About this exercise:
Scan the data beneath this task and copy each line that includes "note".

Dataset rows for apps and sites

-----

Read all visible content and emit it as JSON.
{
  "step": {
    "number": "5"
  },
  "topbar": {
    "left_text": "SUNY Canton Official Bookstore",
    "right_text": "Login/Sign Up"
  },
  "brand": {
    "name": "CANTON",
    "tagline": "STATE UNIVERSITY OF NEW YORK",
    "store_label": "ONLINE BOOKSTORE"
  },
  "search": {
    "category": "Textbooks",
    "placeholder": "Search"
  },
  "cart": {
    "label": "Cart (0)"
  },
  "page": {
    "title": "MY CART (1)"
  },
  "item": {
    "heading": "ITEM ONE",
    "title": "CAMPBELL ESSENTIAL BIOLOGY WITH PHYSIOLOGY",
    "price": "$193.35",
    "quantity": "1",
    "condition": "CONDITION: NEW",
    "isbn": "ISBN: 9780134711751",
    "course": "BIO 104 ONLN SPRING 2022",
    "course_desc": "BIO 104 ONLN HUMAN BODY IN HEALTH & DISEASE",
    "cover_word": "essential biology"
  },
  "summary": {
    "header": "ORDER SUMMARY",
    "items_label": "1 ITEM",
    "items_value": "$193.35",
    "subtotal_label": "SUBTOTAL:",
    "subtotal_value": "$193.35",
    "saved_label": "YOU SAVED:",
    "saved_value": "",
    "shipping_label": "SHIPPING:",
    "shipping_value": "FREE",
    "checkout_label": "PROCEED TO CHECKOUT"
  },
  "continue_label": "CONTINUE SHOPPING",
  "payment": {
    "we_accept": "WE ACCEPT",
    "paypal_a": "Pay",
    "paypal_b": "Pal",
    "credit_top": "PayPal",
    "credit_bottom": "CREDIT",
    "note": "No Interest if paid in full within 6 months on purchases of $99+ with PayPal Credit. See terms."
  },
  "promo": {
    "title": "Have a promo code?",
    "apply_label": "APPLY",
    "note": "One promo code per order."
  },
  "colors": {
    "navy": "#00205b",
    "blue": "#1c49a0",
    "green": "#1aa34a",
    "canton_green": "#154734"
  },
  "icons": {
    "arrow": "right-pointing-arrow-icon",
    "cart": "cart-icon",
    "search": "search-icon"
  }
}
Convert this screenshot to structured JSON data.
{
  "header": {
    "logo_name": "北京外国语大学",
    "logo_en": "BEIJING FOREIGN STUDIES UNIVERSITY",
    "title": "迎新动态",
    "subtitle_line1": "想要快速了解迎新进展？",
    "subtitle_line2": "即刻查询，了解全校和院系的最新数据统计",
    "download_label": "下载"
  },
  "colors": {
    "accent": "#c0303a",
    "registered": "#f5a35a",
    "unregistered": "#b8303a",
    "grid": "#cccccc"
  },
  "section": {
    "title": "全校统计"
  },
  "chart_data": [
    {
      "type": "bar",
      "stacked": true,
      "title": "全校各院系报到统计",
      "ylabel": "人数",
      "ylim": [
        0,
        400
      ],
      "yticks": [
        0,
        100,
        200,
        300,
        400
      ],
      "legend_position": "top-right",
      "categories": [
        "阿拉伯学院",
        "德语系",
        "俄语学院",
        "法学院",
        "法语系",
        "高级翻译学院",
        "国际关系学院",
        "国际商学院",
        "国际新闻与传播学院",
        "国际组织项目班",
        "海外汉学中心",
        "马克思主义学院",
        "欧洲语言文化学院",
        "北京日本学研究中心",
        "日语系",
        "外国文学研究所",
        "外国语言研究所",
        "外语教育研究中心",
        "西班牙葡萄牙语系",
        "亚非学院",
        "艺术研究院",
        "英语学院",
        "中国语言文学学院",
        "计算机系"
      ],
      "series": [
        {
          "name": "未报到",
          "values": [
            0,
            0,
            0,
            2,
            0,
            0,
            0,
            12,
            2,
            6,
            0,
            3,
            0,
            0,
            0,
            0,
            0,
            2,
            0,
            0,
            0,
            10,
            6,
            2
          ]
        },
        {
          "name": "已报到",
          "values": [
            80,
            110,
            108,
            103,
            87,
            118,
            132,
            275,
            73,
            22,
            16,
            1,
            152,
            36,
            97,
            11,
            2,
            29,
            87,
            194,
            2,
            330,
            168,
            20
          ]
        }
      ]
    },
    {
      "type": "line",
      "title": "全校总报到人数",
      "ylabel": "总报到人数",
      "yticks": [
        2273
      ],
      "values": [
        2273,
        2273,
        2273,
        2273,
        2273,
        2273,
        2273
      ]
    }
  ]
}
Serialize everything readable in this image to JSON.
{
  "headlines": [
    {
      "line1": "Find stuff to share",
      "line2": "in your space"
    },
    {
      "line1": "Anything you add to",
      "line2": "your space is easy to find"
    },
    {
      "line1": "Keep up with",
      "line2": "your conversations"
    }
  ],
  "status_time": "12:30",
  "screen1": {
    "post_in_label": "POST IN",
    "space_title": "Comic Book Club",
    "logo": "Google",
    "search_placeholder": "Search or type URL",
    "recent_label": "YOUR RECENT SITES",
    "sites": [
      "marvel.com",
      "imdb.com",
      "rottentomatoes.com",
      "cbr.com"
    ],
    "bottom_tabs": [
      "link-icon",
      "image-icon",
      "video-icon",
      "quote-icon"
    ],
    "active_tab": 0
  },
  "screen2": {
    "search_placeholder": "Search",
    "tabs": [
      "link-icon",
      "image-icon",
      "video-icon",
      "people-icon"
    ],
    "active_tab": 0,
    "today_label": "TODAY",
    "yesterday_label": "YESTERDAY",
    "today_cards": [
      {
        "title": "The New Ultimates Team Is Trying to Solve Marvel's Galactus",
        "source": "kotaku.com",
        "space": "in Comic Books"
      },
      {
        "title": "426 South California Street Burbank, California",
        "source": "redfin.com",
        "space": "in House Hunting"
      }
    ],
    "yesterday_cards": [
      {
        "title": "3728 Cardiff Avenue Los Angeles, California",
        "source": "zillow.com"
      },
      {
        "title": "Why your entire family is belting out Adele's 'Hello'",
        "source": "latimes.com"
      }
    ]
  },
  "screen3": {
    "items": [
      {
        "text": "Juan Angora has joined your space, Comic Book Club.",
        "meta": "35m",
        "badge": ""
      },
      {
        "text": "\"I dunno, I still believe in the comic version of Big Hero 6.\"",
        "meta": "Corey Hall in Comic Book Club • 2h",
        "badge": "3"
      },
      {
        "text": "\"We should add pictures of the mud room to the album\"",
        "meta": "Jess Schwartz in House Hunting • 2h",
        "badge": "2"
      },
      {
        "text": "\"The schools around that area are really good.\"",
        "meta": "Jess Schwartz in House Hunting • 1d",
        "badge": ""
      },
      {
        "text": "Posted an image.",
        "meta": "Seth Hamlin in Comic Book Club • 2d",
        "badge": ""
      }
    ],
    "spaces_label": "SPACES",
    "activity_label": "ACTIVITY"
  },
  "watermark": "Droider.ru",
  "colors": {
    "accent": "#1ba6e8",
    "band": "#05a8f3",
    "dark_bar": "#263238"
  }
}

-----

Output below:
    "note": "No Interest if paid in full within 6 months on purchases of $99+ with PayPal Credit. See terms."
    "note": "One promo code per order."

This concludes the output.